That's the 1901 Wright glider out there, darting about at the end of its kite tether 10 feet in the air. Up here on a great dune, whipped by the blowing sand and a wind gusting to 25 mph, one of the historic photographs taken by the Wright brothers seems to have come to life. The effect is stunning and a bit surreal.
In the old photos, the familiar figure of Wilbur Wright is stretched out in the open space in the center of the lower wing, his hand on the elevator control, his gaze fixed on the sandy slope in front of him. But the pilot I'm watching is a tall, athletic young woman clad in jeans and an A-2 flight jacket, her short golden hair swept straight back by the wind.
"She looks like a blond goddess," someone remarks. "I like to think so," her father responds.
The intrepid aviator is Jacquelyn "Jay" Grattan, a twenty-something lawyer on leave from her duties as an officer and judge advocate with the U. S. Marine Corps. She has just become the first person since Wilbur Wright to fly the most discouraging, frightening, and instructive of the three historic gliders that were the final stepping stones to the invention of the airplane. And her aircraft is also the best replica of that glider that we are likely to see.
Back on the ground after less than two minutes of tethered flight, Jay is not pleased. "Pitch control is a struggle," she remarks to her father. "Now I understand why Wilbur and Orville were so worried about this one."
Jay is not a licensed pilot, but she can scarcely remember a time when the Wright brothers were not a part of her life. Her father, who is standing next to me watching her ride the wind, is Rick Young, a Virginia restaurateur with an abiding passion for the story of the two brothers from Dayton. Young has many years of experience building and flying reproductions of the gliders that led to the airplane as we know it today -- a fully controllable flying machine. "Think about it," he explains. "The Wright brothers didn't even patent a powered airplane. They patented their 1902 glider. It embodied the lessons that were the foundation for the invention of the airplane, the critically important ideas that had to be protected."
At the beginning of their career in aeronautics, the brothers recognized that heavier-than-air flight would require wings capable of lifting the weight of machine and pilot into the air, a reasonably lightweight propulsion system, and a means of balancing and steering the craft in flight. "Of these difficulties," Wilbur Wright wrote in 1901 (compiled by M. W. McFarland in The Papers of Wilbur and Orville Wright), the first "two are to a certain extent solved." Balance and steering were the hard parts.
The brothers set out in 1900 to develop a winged aircraft that would, for the first time, be completely controlled by the pilot.
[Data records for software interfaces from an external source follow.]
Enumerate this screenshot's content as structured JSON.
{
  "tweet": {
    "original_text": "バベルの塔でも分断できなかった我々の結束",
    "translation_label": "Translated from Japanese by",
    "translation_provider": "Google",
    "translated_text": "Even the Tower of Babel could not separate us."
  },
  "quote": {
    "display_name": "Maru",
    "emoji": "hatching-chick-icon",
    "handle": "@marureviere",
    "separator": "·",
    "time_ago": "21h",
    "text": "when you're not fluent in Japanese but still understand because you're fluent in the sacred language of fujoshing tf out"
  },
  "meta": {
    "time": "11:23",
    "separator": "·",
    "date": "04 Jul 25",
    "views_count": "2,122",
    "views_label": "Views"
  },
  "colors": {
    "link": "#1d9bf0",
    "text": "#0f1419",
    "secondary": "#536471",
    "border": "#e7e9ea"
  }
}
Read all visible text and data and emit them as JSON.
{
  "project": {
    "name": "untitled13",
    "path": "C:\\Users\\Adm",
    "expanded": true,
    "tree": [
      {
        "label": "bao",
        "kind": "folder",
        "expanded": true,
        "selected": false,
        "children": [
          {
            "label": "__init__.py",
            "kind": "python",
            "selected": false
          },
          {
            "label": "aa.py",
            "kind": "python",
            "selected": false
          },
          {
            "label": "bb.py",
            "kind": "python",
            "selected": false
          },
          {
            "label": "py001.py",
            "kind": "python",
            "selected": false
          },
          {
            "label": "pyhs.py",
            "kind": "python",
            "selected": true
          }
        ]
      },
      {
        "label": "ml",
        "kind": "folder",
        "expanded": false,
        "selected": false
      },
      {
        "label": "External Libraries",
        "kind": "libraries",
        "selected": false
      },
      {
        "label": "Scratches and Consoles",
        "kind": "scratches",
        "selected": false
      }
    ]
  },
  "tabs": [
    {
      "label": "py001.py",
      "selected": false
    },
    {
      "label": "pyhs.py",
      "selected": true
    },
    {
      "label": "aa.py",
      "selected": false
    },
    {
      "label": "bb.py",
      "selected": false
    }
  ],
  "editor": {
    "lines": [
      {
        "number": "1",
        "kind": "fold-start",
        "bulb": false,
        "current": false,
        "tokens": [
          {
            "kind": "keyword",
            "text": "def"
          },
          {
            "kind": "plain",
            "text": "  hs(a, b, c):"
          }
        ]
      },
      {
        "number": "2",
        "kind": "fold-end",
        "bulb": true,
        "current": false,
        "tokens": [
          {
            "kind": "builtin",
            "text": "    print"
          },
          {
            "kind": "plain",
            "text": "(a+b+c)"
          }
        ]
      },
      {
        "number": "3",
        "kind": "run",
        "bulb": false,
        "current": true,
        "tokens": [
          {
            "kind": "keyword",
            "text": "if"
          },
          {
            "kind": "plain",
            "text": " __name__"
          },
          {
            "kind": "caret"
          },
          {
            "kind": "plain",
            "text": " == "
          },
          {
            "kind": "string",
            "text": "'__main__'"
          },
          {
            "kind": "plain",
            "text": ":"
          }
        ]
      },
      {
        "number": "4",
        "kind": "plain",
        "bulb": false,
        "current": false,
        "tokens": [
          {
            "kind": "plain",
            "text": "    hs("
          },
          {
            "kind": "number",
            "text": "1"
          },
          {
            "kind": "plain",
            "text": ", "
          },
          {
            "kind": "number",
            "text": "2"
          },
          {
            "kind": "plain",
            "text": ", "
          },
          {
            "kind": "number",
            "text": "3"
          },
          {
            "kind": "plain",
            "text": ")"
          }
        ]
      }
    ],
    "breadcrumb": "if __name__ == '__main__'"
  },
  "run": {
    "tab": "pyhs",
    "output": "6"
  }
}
To this end, they designed, built, and tested an evolutionary chain of four experimental aircraft, one kite (1899) and three gliders (1900, 1901, 1902), and conducted an important series of wind tunnel tests during the fall and winter of 1901.
It was not smooth sailing. Frustration and disappointment were as much a part of the process as the euphoria of discovery. As Young notes, "They were masters at the art of learning from their mistakes." And the gliders were the keys to their success, enabling them to find and overcome problems, to establish the basic principles of aircraft design, and most important, to learn to fly.
Young wants to rediscover the precise details of the Wrights' technology, and reproducing their gliders is simply a means to that end. "They had to translate their deepest insights and most important discoveries into the design and construction details of those amazing gliders," Young explains. "And there is no better way to acquire a genuine grasp of those essential lost details than to build and fly accurate replicas of the historic machines."